Camden council in London will immediately remove cladding similar to that which burned rapidly on Grenfell Tower from five blocks in the borough, and accused contractors of fitting flammable materials below the standard requested.

The council leader, Georgia Gould, revealed the outer cladding panels on five blocks in the borough were also made up of aluminium panels with a polyethylene core – the kind which is believed to have helped the fire at Grenfell spread across the building.

The buildings on Chalcots estate had been independently tested by the Building Research Establishment after the tragedy, which is believed to have killed at least 79 people last week.

The council also pledged round-the-clock fire safety patrols on the estate’s corridors “to reassure residents and carry out enhanced fire safety checks” until the cladding has been removed.
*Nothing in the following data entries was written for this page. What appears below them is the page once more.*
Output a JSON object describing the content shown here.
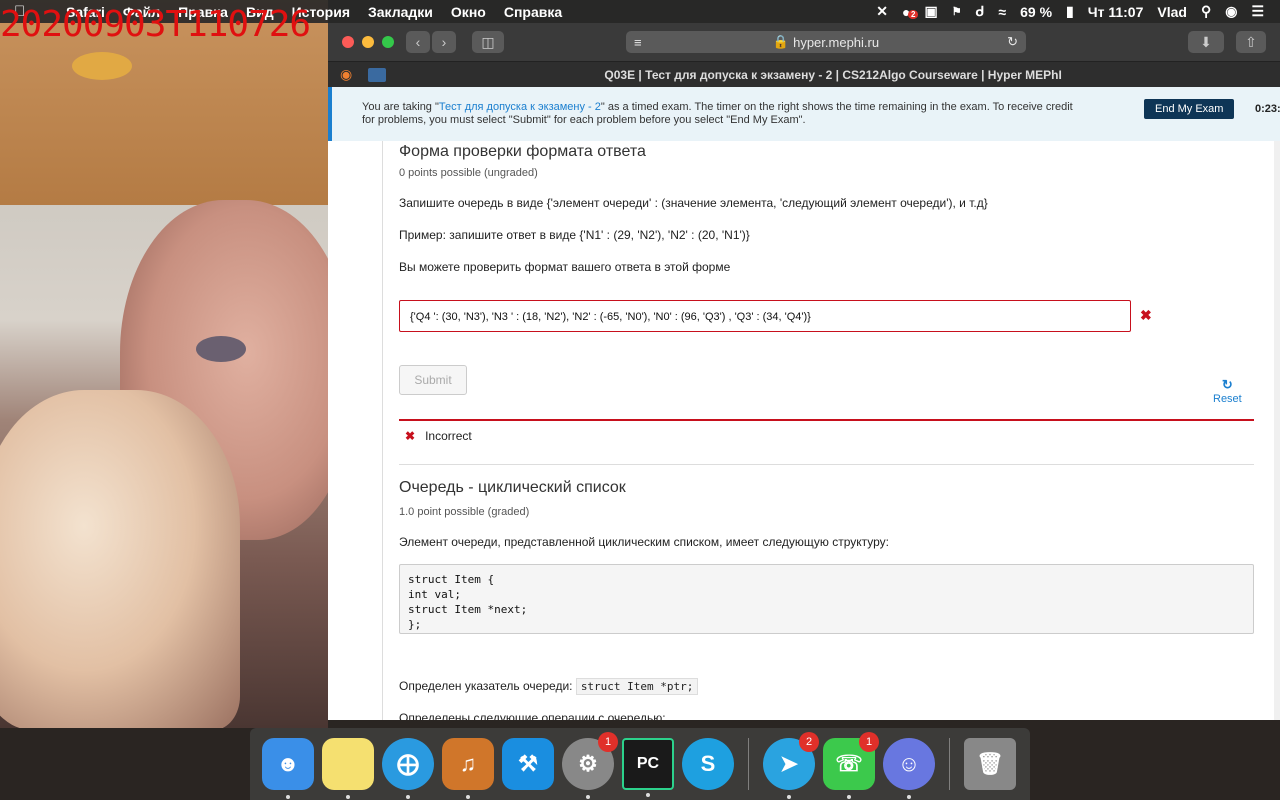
{
  "overlay": {
    "timestamp": "20200903T110726"
  },
  "menubar": {
    "app": "Safari",
    "items": [
      "Файл",
      "Правка",
      "Вид",
      "История",
      "Закладки",
      "Окно",
      "Справка"
    ],
    "notif_badge": "2",
    "battery": "69 %",
    "clock": "Чт 11:07",
    "user": "Vlad"
  },
  "browser": {
    "url": "hyper.mephi.ru",
    "tab_title": "Q03E | Тест для допуска к экзамену - 2 | CS212Algo Courseware | Hyper MEPhI"
  },
  "banner": {
    "text_pre": "You are taking \"",
    "exam_link": "Тест для допуска к экзамену - 2",
    "text_post": "\" as a timed exam. The timer on the right shows the time remaining in the exam. To receive credit for problems, you must select \"Submit\" for each problem before you select \"End My Exam\".",
    "end_button": "End My Exam",
    "timer": "0:23:"
  },
  "problem1": {
    "title": "Форма проверки формата ответа",
    "points": "0 points possible (ungraded)",
    "instruction": "Запишите очередь в виде {'элемент очереди' : (значение элемента, 'следующий элемент очереди'), и т.д}",
    "example": "Пример: запишите ответ в виде {'N1' : (29, 'N2'), 'N2' : (20, 'N1')}",
    "check_note": "Вы можете проверить формат вашего ответа в этой форме",
    "answer_value": "{'Q4 ': (30, 'N3'), 'N3 ' : (18, 'N2'), 'N2' : (-65, 'N0'), 'N0' : (96, 'Q3') , 'Q3' : (34, 'Q4')}",
    "submit_label": "Submit",
    "reset_label": "Reset",
    "status": "Incorrect",
    "status_color": "#c7101d"
  },
  "problem2": {
    "title": "Очередь - циклический список",
    "points": "1.0 point possible (graded)",
    "intro": "Элемент очереди, представленной циклическим списком, имеет следующую структуру:",
    "code": "struct Item {\nint val;\nstruct Item *next;\n};",
    "ptr_text": "Определен указатель очереди: ",
    "ptr_code": "struct Item *ptr;",
    "ops_text": "Определены следующие операции с очередью:"
  },
  "dock": {
    "items": [
      {
        "name": "Finder",
        "icon": "finder-icon",
        "color": "#3a8fe8"
      },
      {
        "name": "Notes",
        "icon": "notes-icon",
        "color": "#f5e070"
      },
      {
        "name": "Safari",
        "icon": "safari-icon",
        "color": "#2a9ae0"
      },
      {
        "name": "GarageBand",
        "icon": "garageband-icon",
        "color": "#d0762a"
      },
      {
        "name": "Xcode",
        "icon": "xcode-icon",
        "color": "#1a8ee0"
      },
      {
        "name": "System Preferences",
        "icon": "gear-icon",
        "color": "#888888",
        "badge": "1"
      },
      {
        "name": "PyCharm",
        "icon": "pycharm-icon",
        "color": "#1a1a1a"
      },
      {
        "name": "Skype",
        "icon": "skype-icon",
        "color": "#1ea0e0"
      },
      {
        "name": "Telegram",
        "icon": "telegram-icon",
        "color": "#2aa3e0",
        "badge": "2"
      },
      {
        "name": "FaceTime",
        "icon": "facetime-icon",
        "color": "#3cc94c",
        "badge": "1"
      },
      {
        "name": "Discord",
        "icon": "discord-icon",
        "color": "#6877e0"
      },
      {
        "name": "Trash",
        "icon": "trash-icon",
        "color": "#888888"
      }
    ]
  }
}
“The panels that were fitted were not to the standard that we had commissioned,” said Gould. “In light of this, we will be informing the contractor that we will be taking urgent legal advice.”

She said: “Camden council has decided it will immediately begin preparing to remove these external cladding panels from the five tower blocks on the Chalcots estate. Camden council will do whatever it takes to ensure our residents are reassured about the safety of their homes.”

However, the council said the insulation used “significantly differs” from that on Grenfell Tower because it included “fire-resistant Rockwool insulation designed to prevent the spread of fire and fire-resistant sealant between floors, designed to stop a high-intensity flat fire from spreading to neighbouring flats.”

The council said this arrangement previously contained a fire at a flat in Taplow block in 2012.

Meanwhile Barnet council has written to residents in three towers which inspections on Monday revealed are clad in the same aluminium sandwich panels which are believed to have been used at Grenfell.

Granville Point, Harpenmead Point and Templemead Point all use the Reynobond PE panels that were supplied to the Frenfell Tower refurbishment project.

The council has sought to reassure residents that while the panels are the same, “crucially it uses different insulation materials, which are made from a non-combustible mineral fibre material”.

The council leader, Richard Cornelius, said: “To ensure such a tragedy is not repeated in Barnet, we have a responsibility to our community to make sure that safety systems are of the highest standard – including investigating whether sprinklers would be appropriate in our high-rise tower blocks. We will be calling on our housing committee to oversee a programme of investment, based on advice from the London Fire Brigade, to provide added safety and reassurance to our residents. If sprinklers are needed, they will be fitted.”

In Newham, the council has identified three residential towers as using an aluminium composite material in its cladding and has been sent for testing. They include Ferrier Point.

“We will take every action necessary,” a spokeswoman said.